As Team Leader and more recently, Service Leader, Jacqui’s expertise and empathy has made her an indispensable part of the Community Integrated Care family. Jacqui has remained a constant in the sometimes turbulent lives of the people she supports, many of whom were on the selection panel that chose her as Team Leader. The relationships she has built with them since this day have stood firm, with the people she supports praising Jacqui as their biggest advocate.
Jacqui is held in extremely high regard by colleagues and external professionals alike. During a recent contract review consultation with a gentleman supported, Jacqui was praised by representatives from Liverpool City Council, who commended her for “being at the forefront, steamrolling the way with pilot schemes that LCC have only recently discussed”.
Jacqui’s dedication can be illustrated in her continued support of a tenant in his late 50s at Buckingham Road. After six months at Jacqui’s service, the gentleman, who had experienced mental health concerns, got his own tenancy independent of any support. Despite no longer being supported by Community Integrated Care, Jacqui stayed in touch, such was her deep concern for the man’s wellbeing.
After six months, he was badly injured, spending months in hospital with a fractured skull and brain injury. Jacqui remained by his side throughout, and in her own time, supported him throughout his rehabilitation and respite in hospital. Attending all of his care meetings, Jacqui was told that the man required 24-hour nursing care. Knowing the man’s strength of character, Jacqui disagreed, and pleaded for him to be referred back to her service. With the support of the team, led by Jacqui, the man has made a remarkable recovery. Amazingly, he has just been declared medically fit to drive again – which has given him back his independence, and helped him rebuild networks with friends and family.
Jacqui is described by her team as ‘the epitome of what a care manager should be’ – and we’re sure nobody could disagree, particularly has she’s been shortlisted for an amazing THREE care sector awards this year!

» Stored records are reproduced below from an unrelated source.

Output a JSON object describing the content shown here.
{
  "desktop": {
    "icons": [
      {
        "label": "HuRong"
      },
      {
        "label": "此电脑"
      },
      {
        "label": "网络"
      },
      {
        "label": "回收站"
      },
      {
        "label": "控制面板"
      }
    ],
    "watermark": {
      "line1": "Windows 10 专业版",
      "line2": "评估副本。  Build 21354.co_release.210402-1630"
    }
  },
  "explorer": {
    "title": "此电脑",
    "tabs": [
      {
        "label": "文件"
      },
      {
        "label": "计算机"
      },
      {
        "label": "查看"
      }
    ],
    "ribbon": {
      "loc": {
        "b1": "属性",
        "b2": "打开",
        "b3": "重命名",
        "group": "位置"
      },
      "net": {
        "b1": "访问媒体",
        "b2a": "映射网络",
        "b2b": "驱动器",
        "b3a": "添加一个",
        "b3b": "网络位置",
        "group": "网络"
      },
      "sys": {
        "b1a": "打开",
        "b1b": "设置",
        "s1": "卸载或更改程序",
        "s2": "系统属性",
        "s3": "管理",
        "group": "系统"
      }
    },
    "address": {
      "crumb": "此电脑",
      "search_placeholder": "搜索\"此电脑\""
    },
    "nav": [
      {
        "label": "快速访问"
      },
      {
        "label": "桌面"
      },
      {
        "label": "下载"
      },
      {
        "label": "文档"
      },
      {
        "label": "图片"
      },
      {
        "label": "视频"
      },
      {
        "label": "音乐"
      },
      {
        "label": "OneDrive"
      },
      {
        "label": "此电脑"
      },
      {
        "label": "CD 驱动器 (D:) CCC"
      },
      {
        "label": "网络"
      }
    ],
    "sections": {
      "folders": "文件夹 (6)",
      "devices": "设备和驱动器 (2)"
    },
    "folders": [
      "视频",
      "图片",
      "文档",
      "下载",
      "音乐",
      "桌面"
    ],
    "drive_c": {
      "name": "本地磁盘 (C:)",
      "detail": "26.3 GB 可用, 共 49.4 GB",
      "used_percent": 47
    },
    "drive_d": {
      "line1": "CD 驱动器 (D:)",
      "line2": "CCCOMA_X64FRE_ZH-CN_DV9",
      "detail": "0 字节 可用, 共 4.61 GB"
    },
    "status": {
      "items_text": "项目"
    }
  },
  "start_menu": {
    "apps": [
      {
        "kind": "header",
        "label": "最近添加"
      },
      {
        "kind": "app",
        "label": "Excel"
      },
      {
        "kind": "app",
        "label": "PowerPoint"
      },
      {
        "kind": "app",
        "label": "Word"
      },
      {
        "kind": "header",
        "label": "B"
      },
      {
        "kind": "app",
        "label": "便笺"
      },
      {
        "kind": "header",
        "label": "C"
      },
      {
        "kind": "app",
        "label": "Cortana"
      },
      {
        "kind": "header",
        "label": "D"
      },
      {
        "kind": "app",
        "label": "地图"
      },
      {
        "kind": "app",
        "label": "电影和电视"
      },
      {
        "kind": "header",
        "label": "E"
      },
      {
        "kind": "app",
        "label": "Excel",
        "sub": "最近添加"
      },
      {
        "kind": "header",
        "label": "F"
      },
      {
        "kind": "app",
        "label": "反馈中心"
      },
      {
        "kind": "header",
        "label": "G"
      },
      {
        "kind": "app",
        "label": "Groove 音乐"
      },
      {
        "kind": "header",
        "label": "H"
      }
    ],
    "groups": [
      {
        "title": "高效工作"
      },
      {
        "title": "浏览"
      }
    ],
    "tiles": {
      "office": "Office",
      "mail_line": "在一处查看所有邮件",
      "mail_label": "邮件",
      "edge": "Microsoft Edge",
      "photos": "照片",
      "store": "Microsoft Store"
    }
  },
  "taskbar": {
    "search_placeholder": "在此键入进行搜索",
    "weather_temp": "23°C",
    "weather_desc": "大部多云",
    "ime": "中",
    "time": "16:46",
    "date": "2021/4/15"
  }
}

Not only passionate about her work, Jacqui keeps busy in her spare time too, and can often be found lending an hour or two volunteering at Berwyn Railways Station in North Wales, to fundraise for the preservation of steam heritage.
“Last year my family and I moved to Glasgow, from my home country of Italy. Relocating to Scotland was a big step, so I was keen to find a job that would help me to meet new people, as well as develop my talents.
One of my friends works at Elder Grove Place, a service supporting three people with learning disabilities, and they told me about a Support Worker vacancy that was coming up. I felt that as a naturally caring person, with a positive outlook, I could bring a lot to the role and I was very excited to apply for it.
Getting the job at Elder Grove has been one of the best experiences of my life.
As a Support Worker, it is my job to help John, Colin and Stephen, the three people who live at Elder Grove, to lead happy, healthy and fulfilled lives. Every day is different. My responsibilities can range from helping them to take medication, to supporting them to enjoy fun days out in the community and take part in music therapy sessions.
This has been my first experience of working in social care, so I was a little nervous at first. However, I’ve been given lots of support, encouragement and mentoring from my colleagues, as well as some great training. Hopefully, I’ve been able to give something back to the service too – my manager often praises my youthful outlook and enthusiasm, and I’ve really developed great relationships with everyone here.
To be a good support worker, you need to be caring, patient, attentive, and able to communicate well; my job has helped me to develop all of these qualities and many more. But most of all, I’ve found that working in care is an incredibly rewarding vocation – for me, there is no greater satisfaction than helping John, Colin and Stephen to be at their most independent and lead full and happy lives.”